• **The input**:
- Opening Delimiter -
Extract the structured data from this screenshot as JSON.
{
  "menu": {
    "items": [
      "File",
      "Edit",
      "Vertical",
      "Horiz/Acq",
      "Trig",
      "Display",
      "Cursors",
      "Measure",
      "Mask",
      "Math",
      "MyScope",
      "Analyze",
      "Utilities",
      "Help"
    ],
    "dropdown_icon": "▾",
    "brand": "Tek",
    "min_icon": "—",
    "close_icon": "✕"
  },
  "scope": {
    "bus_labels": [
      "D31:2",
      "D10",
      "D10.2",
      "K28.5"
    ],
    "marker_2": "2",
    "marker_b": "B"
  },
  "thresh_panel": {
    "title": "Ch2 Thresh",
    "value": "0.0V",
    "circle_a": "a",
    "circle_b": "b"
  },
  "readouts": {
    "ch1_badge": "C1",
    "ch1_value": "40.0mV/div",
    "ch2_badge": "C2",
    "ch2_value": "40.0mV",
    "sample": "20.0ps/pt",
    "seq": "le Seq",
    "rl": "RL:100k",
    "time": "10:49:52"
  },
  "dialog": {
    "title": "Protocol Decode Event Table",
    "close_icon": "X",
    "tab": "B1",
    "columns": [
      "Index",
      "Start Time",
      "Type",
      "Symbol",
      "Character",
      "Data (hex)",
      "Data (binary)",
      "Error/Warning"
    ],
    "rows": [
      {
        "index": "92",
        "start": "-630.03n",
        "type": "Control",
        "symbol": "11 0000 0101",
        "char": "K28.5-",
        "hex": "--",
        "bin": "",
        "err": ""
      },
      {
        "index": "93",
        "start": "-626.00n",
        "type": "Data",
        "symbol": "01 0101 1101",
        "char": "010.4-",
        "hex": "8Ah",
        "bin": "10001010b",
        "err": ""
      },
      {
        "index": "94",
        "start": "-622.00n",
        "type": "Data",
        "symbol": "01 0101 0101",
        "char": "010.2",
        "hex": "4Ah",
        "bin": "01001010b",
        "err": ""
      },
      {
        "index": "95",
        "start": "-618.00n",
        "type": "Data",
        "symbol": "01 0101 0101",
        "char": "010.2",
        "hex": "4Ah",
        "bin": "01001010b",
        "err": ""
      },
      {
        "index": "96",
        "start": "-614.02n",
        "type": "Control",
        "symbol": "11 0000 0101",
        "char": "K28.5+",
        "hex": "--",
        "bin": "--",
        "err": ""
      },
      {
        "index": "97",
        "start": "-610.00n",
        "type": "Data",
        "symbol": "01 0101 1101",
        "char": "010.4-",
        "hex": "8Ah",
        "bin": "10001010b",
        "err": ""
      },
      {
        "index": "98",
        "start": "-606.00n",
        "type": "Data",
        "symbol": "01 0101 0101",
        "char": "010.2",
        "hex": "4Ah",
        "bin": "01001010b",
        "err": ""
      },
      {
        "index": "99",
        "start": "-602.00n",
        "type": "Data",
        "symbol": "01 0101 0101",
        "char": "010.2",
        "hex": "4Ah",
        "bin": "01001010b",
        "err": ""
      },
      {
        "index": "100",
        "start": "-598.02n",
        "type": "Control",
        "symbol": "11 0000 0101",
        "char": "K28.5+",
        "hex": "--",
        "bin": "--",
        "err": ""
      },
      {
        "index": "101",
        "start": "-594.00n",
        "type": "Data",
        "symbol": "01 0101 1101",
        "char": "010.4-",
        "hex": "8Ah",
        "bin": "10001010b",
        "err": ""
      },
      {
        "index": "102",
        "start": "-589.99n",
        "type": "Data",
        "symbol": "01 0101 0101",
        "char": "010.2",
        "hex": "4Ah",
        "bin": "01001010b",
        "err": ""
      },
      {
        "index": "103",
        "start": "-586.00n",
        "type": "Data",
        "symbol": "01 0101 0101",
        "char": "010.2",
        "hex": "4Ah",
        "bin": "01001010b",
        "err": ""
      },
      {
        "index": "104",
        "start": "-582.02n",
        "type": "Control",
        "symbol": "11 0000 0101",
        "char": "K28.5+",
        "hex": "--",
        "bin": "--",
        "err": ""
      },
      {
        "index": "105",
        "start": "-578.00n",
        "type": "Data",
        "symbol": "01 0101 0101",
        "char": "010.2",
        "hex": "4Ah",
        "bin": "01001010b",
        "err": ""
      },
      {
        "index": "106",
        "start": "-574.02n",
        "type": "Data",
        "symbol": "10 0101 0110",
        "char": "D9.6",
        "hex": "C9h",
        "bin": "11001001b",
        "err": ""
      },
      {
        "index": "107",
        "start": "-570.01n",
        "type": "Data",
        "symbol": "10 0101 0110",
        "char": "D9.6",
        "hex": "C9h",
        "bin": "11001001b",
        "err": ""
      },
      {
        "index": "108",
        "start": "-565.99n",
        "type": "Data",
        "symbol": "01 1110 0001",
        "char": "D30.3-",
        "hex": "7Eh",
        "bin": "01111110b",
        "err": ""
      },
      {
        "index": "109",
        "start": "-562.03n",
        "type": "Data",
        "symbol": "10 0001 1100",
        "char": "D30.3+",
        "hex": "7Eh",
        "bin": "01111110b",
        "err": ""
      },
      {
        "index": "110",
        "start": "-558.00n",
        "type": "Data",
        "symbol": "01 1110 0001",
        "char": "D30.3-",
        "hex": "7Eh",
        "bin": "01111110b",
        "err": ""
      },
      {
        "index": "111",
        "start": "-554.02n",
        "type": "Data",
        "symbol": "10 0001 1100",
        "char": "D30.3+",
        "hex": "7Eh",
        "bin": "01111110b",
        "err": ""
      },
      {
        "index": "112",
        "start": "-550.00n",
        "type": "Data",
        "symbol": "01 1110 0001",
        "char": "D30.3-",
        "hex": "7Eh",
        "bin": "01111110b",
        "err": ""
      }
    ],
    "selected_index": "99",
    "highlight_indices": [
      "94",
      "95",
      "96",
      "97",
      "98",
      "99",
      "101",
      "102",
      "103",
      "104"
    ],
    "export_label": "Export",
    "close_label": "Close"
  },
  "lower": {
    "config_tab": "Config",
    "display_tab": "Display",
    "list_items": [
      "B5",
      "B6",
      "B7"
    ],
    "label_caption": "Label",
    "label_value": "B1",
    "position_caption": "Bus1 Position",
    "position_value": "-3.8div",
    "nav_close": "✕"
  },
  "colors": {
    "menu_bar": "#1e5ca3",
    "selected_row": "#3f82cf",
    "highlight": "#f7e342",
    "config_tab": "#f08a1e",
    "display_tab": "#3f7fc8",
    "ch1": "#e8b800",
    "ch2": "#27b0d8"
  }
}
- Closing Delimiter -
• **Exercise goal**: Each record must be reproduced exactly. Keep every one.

• **Response to the task**:
Extract the structured data from this screenshot as JSON.
{
  "menu": {
    "items": [
      "File",
      "Edit",
      "Vertical",
      "Horiz/Acq",
      "Trig",
      "Display",
      "Cursors",
      "Measure",
      "Mask",
      "Math",
      "MyScope",
      "Analyze",
      "Utilities",
      "Help"
    ],
    "dropdown_icon": "▾",
    "brand": "Tek",
    "min_icon": "—",
    "close_icon": "✕"
  },
  "scope": {
    "bus_labels": [
      "D31:2",
      "D10",
      "D10.2",
      "K28.5"
    ],
    "marker_2": "2",
    "marker_b": "B"
  },
  "thresh_panel": {
    "title": "Ch2 Thresh",
    "value": "0.0V",
    "circle_a": "a",
    "circle_b": "b"
  },
  "readouts": {
    "ch1_badge": "C1",
    "ch1_value": "40.0mV/div",
    "ch2_badge": "C2",
    "ch2_value": "40.0mV",
    "sample": "20.0ps/pt",
    "seq": "le Seq",
    "rl": "RL:100k",
    "time": "10:49:52"
  },
  "dialog": {
    "title": "Protocol Decode Event Table",
    "close_icon": "X",
    "tab": "B1",
    "columns": [
      "Index",
      "Start Time",
      "Type",
      "Symbol",
      "Character",
      "Data (hex)",
      "Data (binary)",
      "Error/Warning"
    ],
    "rows": [
      {
        "index": "92",
        "start": "-630.03n",
        "type": "Control",
        "symbol": "11 0000 0101",
        "char": "K28.5-",
        "hex": "--",
        "bin": "",
        "err": ""
      },
      {
        "index": "93",
        "start": "-626.00n",
        "type": "Data",
        "symbol": "01 0101 1101",
        "char": "010.4-",
        "hex": "8Ah",
        "bin": "10001010b",
        "err": ""
      },
      {
        "index": "94",
        "start": "-622.00n",
        "type": "Data",
        "symbol": "01 0101 0101",
        "char": "010.2",
        "hex": "4Ah",
        "bin": "01001010b",
        "err": ""
      },
      {
        "index": "95",
        "start": "-618.00n",
        "type": "Data",
        "symbol": "01 0101 0101",
        "char": "010.2",
        "hex": "4Ah",
        "bin": "01001010b",
        "err": ""
      },
      {
        "index": "96",
        "start": "-614.02n",
        "type": "Control",
        "symbol": "11 0000 0101",
        "char": "K28.5+",
        "hex": "--",
        "bin": "--",
        "err": ""
      },
      {
        "index": "97",
        "start": "-610.00n",
        "type": "Data",
        "symbol": "01 0101 1101",
        "char": "010.4-",
        "hex": "8Ah",
        "bin": "10001010b",
        "err": ""
      },
      {
        "index": "98",
        "start": "-606.00n",
        "type": "Data",
        "symbol": "01 0101 0101",
        "char": "010.2",
        "hex": "4Ah",
        "bin": "01001010b",
        "err": ""
      },
      {
        "index": "99",
        "start": "-602.00n",
        "type": "Data",
        "symbol": "01 0101 0101",
        "char": "010.2",
        "hex": "4Ah",
        "bin": "01001010b",
        "err": ""
      },
      {
        "index": "100",
        "start": "-598.02n",
        "type": "Control",
        "symbol": "11 0000 0101",
        "char": "K28.5+",
        "hex": "--",
        "bin": "--",
        "err": ""
      },
      {
        "index": "101",
        "start": "-594.00n",
        "type": "Data",
        "symbol": "01 0101 1101",
        "char": "010.4-",
        "hex": "8Ah",
        "bin": "10001010b",
        "err": ""
      },
      {
        "index": "102",
        "start": "-589.99n",
        "type": "Data",
        "symbol": "01 0101 0101",
        "char": "010.2",
        "hex": "4Ah",
        "bin": "01001010b",
        "err": ""
      },
      {
        "index": "103",
        "start": "-586.00n",
        "type": "Data",
        "symbol": "01 0101 0101",
        "char": "010.2",
        "hex": "4Ah",
        "bin": "01001010b",
        "err": ""
      },
      {
        "index": "104",
        "start": "-582.02n",
        "type": "Control",
        "symbol": "11 0000 0101",
        "char": "K28.5+",
        "hex": "--",
        "bin": "--",
        "err": ""
      },
      {
        "index": "105",
        "start": "-578.00n",
        "type": "Data",
        "symbol": "01 0101 0101",
        "char": "010.2",
        "hex": "4Ah",
        "bin": "01001010b",
        "err": ""
      },
      {
        "index": "106",
        "start": "-574.02n",
        "type": "Data",
        "symbol": "10 0101 0110",
        "char": "D9.6",
        "hex": "C9h",
        "bin": "11001001b",
        "err": ""
      },
      {
        "index": "107",
        "start": "-570.01n",
        "type": "Data",
        "symbol": "10 0101 0110",
        "char": "D9.6",
        "hex": "C9h",
        "bin": "11001001b",
        "err": ""
      },
      {
        "index": "108",
        "start": "-565.99n",
        "type": "Data",
        "symbol": "01 1110 0001",
        "char": "D30.3-",
        "hex": "7Eh",
        "bin": "01111110b",
        "err": ""
      },
      {
        "index": "109",
        "start": "-562.03n",
        "type": "Data",
        "symbol": "10 0001 1100",
        "char": "D30.3+",
        "hex": "7Eh",
        "bin": "01111110b",
        "err": ""
      },
      {
        "index": "110",
        "start": "-558.00n",
        "type": "Data",
        "symbol": "01 1110 0001",
        "char": "D30.3-",
        "hex": "7Eh",
        "bin": "01111110b",
        "err": ""
      },
      {
        "index": "111",
        "start": "-554.02n",
        "type": "Data",
        "symbol": "10 0001 1100",
        "char": "D30.3+",
        "hex": "7Eh",
        "bin": "01111110b",
        "err": ""
      },
      {
        "index": "112",
        "start": "-550.00n",
        "type": "Data",
        "symbol": "01 1110 0001",
        "char": "D30.3-",
        "hex": "7Eh",
        "bin": "01111110b",
        "err": ""
      }
    ],
    "selected_index": "99",
    "highlight_indices": [
      "94",
      "95",
      "96",
      "97",
      "98",
      "99",
      "101",
      "102",
      "103",
      "104"
    ],
    "export_label": "Export",
    "close_label": "Close"
  },
  "lower": {
    "config_tab": "Config",
    "display_tab": "Display",
    "list_items": [
      "B5",
      "B6",
      "B7"
    ],
    "label_caption": "Label",
    "label_value": "B1",
    "position_caption": "Bus1 Position",
    "position_value": "-3.8div",
    "nav_close": "✕"
  },
  "colors": {
    "menu_bar": "#1e5ca3",
    "selected_row": "#3f82cf",
    "highlight": "#f7e342",
    "config_tab": "#f08a1e",
    "display_tab": "#3f7fc8",
    "ch1": "#e8b800",
    "ch2": "#27b0d8"
  }
}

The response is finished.